My teacher was roughly right about Lost River flowing out as springs along the Snake River Canyon to the south and west of where Lost River seeps into the Snake River Aquifer. There probably isn’t enough dye in the world to prove it, though. All the rivers in the ranges north of the Snake River Plain disappear into the aquifer, so adding dye to one of them would be a tiny drop in a big bucket.
There are two rivers that carry the name of the missing, Big Lost River and Little Lost River. Both disappear into the porous lava at Big Lost River Sinks, near Howe. It’s not as though they take a direct route from there, to say, Minnie Miller Springs. The Snake River Aquifer is huge, underlying some 10,800 square miles of southern Idaho, holding 200 to 300 million acre feet of water. That’s roughly the equivalent of Lake Erie.
The water does flow out of the walls of the canyon through the many springs in the Magic Valley. It also bubbles up from beneath the river itself, as in the case of Blue Heart Springs.
So, the rivers that carry the name aren’t really lost. We know where they went. Unfortunately, we are losing that invisible lake beneath the ground. The treasure of water that is the Snake River Aquifer has been mined to bring a million acres of desert to life through groundwater irrigation. Another two million acres are irrigated by canal, keeping water that would have recharged the aquifer from doing so. We’re taking more out of it than flows into it. The famous Thousand Springs, though still beautiful and productive, have been decreasing in flow for years.
Fortunately, efforts are currently underway to recharge the aquifer by sending water into the ground, in effect creating man-made lost rivers.
If you want to learn more, you can’t do better than to go to the Digital Atlas of Idaho.
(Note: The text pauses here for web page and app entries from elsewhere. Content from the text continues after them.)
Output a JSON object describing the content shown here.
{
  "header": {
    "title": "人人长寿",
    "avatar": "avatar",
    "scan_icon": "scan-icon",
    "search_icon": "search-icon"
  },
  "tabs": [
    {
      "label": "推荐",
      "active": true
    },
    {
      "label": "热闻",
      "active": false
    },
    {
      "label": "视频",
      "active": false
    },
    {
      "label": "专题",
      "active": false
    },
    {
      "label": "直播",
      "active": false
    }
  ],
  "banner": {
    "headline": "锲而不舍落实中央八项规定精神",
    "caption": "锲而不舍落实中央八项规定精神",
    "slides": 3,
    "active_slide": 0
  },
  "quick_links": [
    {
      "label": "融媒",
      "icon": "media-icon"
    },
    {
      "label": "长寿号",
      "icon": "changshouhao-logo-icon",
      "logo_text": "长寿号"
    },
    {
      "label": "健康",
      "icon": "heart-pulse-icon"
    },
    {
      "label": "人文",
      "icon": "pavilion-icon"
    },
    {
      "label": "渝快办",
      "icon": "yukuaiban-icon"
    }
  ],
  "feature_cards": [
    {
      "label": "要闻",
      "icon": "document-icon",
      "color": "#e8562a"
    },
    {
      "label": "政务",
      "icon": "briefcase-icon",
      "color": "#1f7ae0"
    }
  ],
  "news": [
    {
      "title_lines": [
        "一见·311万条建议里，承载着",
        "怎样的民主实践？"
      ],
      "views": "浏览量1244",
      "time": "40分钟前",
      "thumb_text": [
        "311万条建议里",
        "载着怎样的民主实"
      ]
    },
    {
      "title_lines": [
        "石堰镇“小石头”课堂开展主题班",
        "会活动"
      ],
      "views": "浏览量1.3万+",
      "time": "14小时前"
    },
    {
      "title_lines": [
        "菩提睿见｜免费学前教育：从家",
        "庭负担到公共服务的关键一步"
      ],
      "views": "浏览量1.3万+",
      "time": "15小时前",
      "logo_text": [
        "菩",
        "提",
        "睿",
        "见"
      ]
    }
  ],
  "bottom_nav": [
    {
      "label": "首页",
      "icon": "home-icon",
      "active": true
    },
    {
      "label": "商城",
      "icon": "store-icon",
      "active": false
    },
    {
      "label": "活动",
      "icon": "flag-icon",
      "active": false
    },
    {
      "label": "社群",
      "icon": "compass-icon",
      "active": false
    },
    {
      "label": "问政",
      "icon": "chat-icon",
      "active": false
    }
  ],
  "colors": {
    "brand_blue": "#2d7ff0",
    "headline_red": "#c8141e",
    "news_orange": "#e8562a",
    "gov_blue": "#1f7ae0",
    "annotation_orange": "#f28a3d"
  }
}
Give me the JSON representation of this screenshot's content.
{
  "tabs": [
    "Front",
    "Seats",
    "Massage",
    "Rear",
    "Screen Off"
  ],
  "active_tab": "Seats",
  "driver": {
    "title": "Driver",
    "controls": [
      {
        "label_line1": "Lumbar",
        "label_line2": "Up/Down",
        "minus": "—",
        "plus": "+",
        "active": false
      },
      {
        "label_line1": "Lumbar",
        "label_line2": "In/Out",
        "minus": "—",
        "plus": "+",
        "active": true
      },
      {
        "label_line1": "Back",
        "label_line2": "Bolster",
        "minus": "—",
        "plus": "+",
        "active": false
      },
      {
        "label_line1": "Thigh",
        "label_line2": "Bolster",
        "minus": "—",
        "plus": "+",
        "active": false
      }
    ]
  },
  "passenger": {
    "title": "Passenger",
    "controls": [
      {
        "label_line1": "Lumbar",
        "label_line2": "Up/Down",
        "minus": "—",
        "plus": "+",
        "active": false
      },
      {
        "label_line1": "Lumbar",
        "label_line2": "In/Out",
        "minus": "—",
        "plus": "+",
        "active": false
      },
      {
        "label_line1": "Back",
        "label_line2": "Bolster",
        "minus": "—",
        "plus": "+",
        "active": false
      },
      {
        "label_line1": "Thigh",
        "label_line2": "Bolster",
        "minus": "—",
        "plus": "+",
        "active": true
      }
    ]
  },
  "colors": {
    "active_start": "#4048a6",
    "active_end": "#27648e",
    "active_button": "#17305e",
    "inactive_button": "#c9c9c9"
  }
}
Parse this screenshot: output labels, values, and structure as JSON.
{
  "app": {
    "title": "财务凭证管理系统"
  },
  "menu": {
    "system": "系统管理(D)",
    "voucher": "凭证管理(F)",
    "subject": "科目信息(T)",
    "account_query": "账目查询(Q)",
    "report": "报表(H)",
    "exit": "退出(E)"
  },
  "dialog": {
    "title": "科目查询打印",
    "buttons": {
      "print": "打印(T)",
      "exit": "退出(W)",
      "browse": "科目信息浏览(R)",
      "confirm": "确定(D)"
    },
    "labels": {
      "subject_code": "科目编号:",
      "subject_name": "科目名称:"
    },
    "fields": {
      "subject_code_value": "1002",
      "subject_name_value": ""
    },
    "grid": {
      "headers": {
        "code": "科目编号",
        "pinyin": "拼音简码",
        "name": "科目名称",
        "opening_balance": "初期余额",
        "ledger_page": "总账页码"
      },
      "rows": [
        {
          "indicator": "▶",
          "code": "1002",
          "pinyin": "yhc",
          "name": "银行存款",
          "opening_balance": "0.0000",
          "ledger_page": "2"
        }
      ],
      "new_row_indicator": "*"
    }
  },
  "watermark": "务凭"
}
It’s a wonderful resource for students and adults who want to learn more about their state.